J&J may buy Synthes in $20-bn deal

United States-based healthcare and consumer products maker Johnson & Johnson is in talks to buy Synthes, a Swiss-American medical equipment manufacturer, in a deal that could be worth $20 billion, according to several unconfirmed reports.

How far the talks have progressed is not clear; The Wall Street Journal suggests they are still at a nascent stage and could well fall apart. But if the deal goes through it would be one of the biggest healthcare takeovers in recent years and the largest ever by Johnson & Johnson.

Synthes, which is based in West Chester, Pa. but is listed on the Swiss stock exchange, is a big manufacturer of implants to repair bone fractures, as well as surgical power tools. North America accounts for roughly 60 per cent of the company's revenue.

Its largest shareholder is its chairman Hansjörg Wyss, who with his family owns about 47.8 per cent of the company.

A 1965 graduate of Harvard Business School who joined Synthes in 1977, Wyss is the second-wealthiest person in Switzerland, with Forbes estimating his net worth at about $6 billion. He donated $125 million to Harvard University in 2008, the biggest single gift in the history of the school.

The WSJ points out that Johnson & Johnson has long been set to strike a big deal. It has a relatively low amount of debt, as well as $28 billion in cash and short-term investments and $14 billion in annual free cash flow.

Johnson & Johnson has struck about six deals worth more than $1 billion since 1998. Its largest takeover to date was its $16.6-billion purchase of Pfizer's consumer health care division in 2006. That same year, the company lost a bidding war for Guidant, a maker of stents and pacemakers, to Boston Scientific, which ultimately paid nearly $27 billion.

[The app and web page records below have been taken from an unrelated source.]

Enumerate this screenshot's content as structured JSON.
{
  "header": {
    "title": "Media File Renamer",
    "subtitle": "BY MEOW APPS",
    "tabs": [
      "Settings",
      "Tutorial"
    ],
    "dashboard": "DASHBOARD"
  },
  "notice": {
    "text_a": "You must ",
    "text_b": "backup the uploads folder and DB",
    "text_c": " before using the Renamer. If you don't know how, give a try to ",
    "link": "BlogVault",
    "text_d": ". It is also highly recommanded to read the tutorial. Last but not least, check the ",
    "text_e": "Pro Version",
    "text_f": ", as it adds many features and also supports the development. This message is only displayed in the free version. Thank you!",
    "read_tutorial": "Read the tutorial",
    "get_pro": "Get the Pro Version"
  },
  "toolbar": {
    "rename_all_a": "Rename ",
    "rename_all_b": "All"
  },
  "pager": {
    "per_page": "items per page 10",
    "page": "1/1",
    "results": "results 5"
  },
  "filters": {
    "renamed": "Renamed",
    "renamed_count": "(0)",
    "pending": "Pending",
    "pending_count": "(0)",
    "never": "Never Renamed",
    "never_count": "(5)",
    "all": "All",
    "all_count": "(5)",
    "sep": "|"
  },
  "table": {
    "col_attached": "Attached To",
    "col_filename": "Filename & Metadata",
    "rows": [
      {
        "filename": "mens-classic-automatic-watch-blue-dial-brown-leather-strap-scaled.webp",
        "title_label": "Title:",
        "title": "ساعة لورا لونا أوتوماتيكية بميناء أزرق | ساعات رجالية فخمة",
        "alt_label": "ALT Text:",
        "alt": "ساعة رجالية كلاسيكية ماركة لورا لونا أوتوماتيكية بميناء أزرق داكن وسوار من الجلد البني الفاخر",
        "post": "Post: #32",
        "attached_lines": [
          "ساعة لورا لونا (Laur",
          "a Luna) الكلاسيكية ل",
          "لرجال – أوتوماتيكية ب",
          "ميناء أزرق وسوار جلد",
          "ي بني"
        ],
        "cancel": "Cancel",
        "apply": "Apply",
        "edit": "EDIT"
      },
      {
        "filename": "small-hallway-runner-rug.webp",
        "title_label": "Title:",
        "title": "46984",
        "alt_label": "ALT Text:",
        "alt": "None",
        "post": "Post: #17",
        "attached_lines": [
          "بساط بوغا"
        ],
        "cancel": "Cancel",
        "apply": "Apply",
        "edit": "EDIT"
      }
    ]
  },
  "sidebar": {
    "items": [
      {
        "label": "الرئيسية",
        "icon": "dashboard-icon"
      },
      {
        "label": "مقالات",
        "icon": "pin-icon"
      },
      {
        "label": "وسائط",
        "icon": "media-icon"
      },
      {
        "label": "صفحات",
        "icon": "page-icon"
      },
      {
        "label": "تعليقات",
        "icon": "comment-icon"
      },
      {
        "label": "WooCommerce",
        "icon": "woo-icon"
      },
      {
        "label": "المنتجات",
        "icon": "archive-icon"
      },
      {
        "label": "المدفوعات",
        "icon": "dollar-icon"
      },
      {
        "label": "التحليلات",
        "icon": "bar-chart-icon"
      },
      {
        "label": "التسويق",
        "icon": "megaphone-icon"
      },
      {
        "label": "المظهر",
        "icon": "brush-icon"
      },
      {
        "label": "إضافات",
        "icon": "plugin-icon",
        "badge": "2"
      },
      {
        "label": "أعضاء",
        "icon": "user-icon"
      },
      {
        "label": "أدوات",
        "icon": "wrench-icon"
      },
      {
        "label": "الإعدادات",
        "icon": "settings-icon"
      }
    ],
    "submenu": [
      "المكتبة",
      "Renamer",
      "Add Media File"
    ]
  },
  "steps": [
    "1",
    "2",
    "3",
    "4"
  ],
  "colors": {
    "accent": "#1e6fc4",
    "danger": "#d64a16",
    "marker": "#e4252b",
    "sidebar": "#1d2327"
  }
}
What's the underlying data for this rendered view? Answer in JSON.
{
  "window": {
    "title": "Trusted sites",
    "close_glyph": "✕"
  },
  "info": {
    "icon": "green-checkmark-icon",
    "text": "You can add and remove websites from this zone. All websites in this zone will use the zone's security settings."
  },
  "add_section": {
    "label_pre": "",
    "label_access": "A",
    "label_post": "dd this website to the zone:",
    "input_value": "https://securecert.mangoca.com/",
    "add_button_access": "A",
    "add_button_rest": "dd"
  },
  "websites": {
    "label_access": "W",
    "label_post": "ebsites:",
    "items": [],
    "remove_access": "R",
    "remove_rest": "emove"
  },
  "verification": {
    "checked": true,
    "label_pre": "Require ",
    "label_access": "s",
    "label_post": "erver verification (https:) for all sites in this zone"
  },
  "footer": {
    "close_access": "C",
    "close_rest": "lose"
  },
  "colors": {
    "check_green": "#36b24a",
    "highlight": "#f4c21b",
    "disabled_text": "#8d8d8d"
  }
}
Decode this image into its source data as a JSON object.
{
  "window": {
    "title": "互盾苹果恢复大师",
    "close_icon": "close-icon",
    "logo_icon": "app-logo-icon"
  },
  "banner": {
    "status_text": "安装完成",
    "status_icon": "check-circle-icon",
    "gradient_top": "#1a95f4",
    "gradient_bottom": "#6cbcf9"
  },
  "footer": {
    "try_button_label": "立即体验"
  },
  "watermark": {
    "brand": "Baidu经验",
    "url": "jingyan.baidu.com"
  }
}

In late December, Johnson & Johnson bid $2.4 billion for the shares in Crucell, a Dutch biotechnology company.

Though perhaps best known for its consumer health products like shampoo, Johnson & Johnson has increasingly shifted to medical devices, which was its biggest source of sales last year at $24.6 billion. Among the division's existing offerings are knee and hip replacements, as well as endoscopy and sterilisation products and Acuvue contact lenses.